START Exercise material

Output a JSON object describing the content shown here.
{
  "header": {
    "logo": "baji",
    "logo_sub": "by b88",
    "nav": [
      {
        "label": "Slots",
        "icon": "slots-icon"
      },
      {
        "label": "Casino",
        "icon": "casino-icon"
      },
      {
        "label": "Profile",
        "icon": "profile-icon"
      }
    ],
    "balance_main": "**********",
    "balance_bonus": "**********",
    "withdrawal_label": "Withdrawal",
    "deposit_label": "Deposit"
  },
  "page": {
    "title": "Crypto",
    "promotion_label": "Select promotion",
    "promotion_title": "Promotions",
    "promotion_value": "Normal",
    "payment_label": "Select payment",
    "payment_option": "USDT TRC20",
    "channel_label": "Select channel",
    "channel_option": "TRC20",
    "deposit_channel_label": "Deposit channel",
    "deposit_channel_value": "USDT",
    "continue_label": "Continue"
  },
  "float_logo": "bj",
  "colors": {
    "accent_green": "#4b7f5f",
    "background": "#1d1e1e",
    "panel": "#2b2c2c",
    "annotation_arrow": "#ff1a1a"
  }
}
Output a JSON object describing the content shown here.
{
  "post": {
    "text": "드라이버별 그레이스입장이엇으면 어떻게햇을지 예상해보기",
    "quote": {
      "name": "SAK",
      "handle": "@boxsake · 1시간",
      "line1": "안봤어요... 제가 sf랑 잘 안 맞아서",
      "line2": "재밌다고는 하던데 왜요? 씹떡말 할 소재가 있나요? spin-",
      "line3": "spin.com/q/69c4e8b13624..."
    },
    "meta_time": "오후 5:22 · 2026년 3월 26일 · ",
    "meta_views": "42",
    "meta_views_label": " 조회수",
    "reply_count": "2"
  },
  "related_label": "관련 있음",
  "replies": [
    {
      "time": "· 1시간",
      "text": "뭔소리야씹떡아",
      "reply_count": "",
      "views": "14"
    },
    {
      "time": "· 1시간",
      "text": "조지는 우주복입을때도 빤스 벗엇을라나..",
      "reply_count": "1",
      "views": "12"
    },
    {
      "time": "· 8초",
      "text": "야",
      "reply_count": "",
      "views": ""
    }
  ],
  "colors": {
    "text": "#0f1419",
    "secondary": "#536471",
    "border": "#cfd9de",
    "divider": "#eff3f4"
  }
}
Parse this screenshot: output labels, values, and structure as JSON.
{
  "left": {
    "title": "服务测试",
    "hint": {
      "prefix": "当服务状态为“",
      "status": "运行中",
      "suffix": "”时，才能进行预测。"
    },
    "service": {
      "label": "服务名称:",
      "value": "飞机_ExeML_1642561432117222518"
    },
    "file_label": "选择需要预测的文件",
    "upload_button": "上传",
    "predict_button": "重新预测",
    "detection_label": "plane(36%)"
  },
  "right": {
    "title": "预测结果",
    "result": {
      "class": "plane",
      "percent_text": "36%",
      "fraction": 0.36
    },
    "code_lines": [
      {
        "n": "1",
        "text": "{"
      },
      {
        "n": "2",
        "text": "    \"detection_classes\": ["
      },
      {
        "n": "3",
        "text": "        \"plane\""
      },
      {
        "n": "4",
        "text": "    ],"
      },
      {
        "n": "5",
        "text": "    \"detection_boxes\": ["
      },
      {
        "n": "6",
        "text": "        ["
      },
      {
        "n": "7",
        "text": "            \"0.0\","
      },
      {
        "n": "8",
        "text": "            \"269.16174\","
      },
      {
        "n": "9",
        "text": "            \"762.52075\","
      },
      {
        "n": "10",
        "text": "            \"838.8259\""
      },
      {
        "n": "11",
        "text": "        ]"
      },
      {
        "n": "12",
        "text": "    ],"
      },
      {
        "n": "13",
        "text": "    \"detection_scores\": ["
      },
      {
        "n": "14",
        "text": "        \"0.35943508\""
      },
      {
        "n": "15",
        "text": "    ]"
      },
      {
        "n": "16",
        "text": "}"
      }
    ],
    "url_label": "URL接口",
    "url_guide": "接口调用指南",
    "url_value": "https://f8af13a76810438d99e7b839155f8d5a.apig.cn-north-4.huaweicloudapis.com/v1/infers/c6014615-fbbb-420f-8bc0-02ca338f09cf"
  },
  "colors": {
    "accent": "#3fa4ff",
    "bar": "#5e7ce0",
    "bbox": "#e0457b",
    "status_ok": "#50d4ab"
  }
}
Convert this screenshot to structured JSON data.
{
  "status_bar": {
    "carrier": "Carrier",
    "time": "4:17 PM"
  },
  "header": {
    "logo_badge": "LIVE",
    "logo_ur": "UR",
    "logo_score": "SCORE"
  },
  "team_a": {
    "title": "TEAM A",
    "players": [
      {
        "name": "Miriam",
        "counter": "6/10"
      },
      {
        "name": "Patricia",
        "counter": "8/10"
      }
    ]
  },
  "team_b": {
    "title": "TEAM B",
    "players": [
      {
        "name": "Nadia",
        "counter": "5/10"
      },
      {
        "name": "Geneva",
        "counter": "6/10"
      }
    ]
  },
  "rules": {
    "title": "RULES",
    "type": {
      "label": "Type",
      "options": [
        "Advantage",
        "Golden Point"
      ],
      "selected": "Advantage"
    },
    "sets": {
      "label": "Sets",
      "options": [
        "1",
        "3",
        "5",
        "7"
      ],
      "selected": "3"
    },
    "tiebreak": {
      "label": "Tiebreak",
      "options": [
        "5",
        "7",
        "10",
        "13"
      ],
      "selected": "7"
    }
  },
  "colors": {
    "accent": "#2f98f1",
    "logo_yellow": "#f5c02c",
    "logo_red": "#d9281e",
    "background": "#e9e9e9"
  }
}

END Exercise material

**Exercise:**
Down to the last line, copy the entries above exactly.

**Answer:**
Output a JSON object describing the content shown here.
{
  "header": {
    "logo": "baji",
    "logo_sub": "by b88",
    "nav": [
      {
        "label": "Slots",
        "icon": "slots-icon"
      },
      {
        "label": "Casino",
        "icon": "casino-icon"
      },
      {
        "label": "Profile",
        "icon": "profile-icon"
      }
    ],
    "balance_main": "**********",
    "balance_bonus": "**********",
    "withdrawal_label": "Withdrawal",
    "deposit_label": "Deposit"
  },
  "page": {
    "title": "Crypto",
    "promotion_label": "Select promotion",
    "promotion_title": "Promotions",
    "promotion_value": "Normal",
    "payment_label": "Select payment",
    "payment_option": "USDT TRC20",
    "channel_label": "Select channel",
    "channel_option": "TRC20",
    "deposit_channel_label": "Deposit channel",
    "deposit_channel_value": "USDT",
    "continue_label": "Continue"
  },
  "float_logo": "bj",
  "colors": {
    "accent_green": "#4b7f5f",
    "background": "#1d1e1e",
    "panel": "#2b2c2c",
    "annotation_arrow": "#ff1a1a"
  }
}
Output a JSON object describing the content shown here.
{
  "post": {
    "text": "드라이버별 그레이스입장이엇으면 어떻게햇을지 예상해보기",
    "quote": {
      "name": "SAK",
      "handle": "@boxsake · 1시간",
      "line1": "안봤어요... 제가 sf랑 잘 안 맞아서",
      "line2": "재밌다고는 하던데 왜요? 씹떡말 할 소재가 있나요? spin-",
      "line3": "spin.com/q/69c4e8b13624..."
    },
    "meta_time": "오후 5:22 · 2026년 3월 26일 · ",
    "meta_views": "42",
    "meta_views_label": " 조회수",
    "reply_count": "2"
  },
  "related_label": "관련 있음",
  "replies": [
    {
      "time": "· 1시간",
      "text": "뭔소리야씹떡아",
      "reply_count": "",
      "views": "14"
    },
    {
      "time": "· 1시간",
      "text": "조지는 우주복입을때도 빤스 벗엇을라나..",
      "reply_count": "1",
      "views": "12"
    },
    {
      "time": "· 8초",
      "text": "야",
      "reply_count": "",
      "views": ""
    }
  ],
  "colors": {
    "text": "#0f1419",
    "secondary": "#536471",
    "border": "#cfd9de",
    "divider": "#eff3f4"
  }
}
Parse this screenshot: output labels, values, and structure as JSON.
{
  "left": {
    "title": "服务测试",
    "hint": {
      "prefix": "当服务状态为“",
      "status": "运行中",
      "suffix": "”时，才能进行预测。"
    },
    "service": {
      "label": "服务名称:",
      "value": "飞机_ExeML_1642561432117222518"
    },
    "file_label": "选择需要预测的文件",
    "upload_button": "上传",
    "predict_button": "重新预测",
    "detection_label": "plane(36%)"
  },
  "right": {
    "title": "预测结果",
    "result": {
      "class": "plane",
      "percent_text": "36%",
      "fraction": 0.36
    },
    "code_lines": [
      {
        "n": "1",
        "text": "{"
      },
      {
        "n": "2",
        "text": "    \"detection_classes\": ["
      },
      {
        "n": "3",
        "text": "        \"plane\""
      },
      {
        "n": "4",
        "text": "    ],"
      },
      {
        "n": "5",
        "text": "    \"detection_boxes\": ["
      },
      {
        "n": "6",
        "text": "        ["
      },
      {
        "n": "7",
        "text": "            \"0.0\","
      },
      {
        "n": "8",
        "text": "            \"269.16174\","
      },
      {
        "n": "9",
        "text": "            \"762.52075\","
      },
      {
        "n": "10",
        "text": "            \"838.8259\""
      },
      {
        "n": "11",
        "text": "        ]"
      },
      {
        "n": "12",
        "text": "    ],"
      },
      {
        "n": "13",
        "text": "    \"detection_scores\": ["
      },
      {
        "n": "14",
        "text": "        \"0.35943508\""
      },
      {
        "n": "15",
        "text": "    ]"
      },
      {
        "n": "16",
        "text": "}"
      }
    ],
    "url_label": "URL接口",
    "url_guide": "接口调用指南",
    "url_value": "https://f8af13a76810438d99e7b839155f8d5a.apig.cn-north-4.huaweicloudapis.com/v1/infers/c6014615-fbbb-420f-8bc0-02ca338f09cf"
  },
  "colors": {
    "accent": "#3fa4ff",
    "bar": "#5e7ce0",
    "bbox": "#e0457b",
    "status_ok": "#50d4ab"
  }
}
Convert this screenshot to structured JSON data.
{
  "status_bar": {
    "carrier": "Carrier",
    "time": "4:17 PM"
  },
  "header": {
    "logo_badge": "LIVE",
    "logo_ur": "UR",
    "logo_score": "SCORE"
  },
  "team_a": {
    "title": "TEAM A",
    "players": [
      {
        "name": "Miriam",
        "counter": "6/10"
      },
      {
        "name": "Patricia",
        "counter": "8/10"
      }
    ]
  },
  "team_b": {
    "title": "TEAM B",
    "players": [
      {
        "name": "Nadia",
        "counter": "5/10"
      },
      {
        "name": "Geneva",
        "counter": "6/10"
      }
    ]
  },
  "rules": {
    "title": "RULES",
    "type": {
      "label": "Type",
      "options": [
        "Advantage",
        "Golden Point"
      ],
      "selected": "Advantage"
    },
    "sets": {
      "label": "Sets",
      "options": [
        "1",
        "3",
        "5",
        "7"
      ],
      "selected": "3"
    },
    "tiebreak": {
      "label": "Tiebreak",
      "options": [
        "5",
        "7",
        "10",
        "13"
      ],
      "selected": "7"
    }
  },
  "colors": {
    "accent": "#2f98f1",
    "logo_yellow": "#f5c02c",
    "logo_red": "#d9281e",
    "background": "#e9e9e9"
  }
}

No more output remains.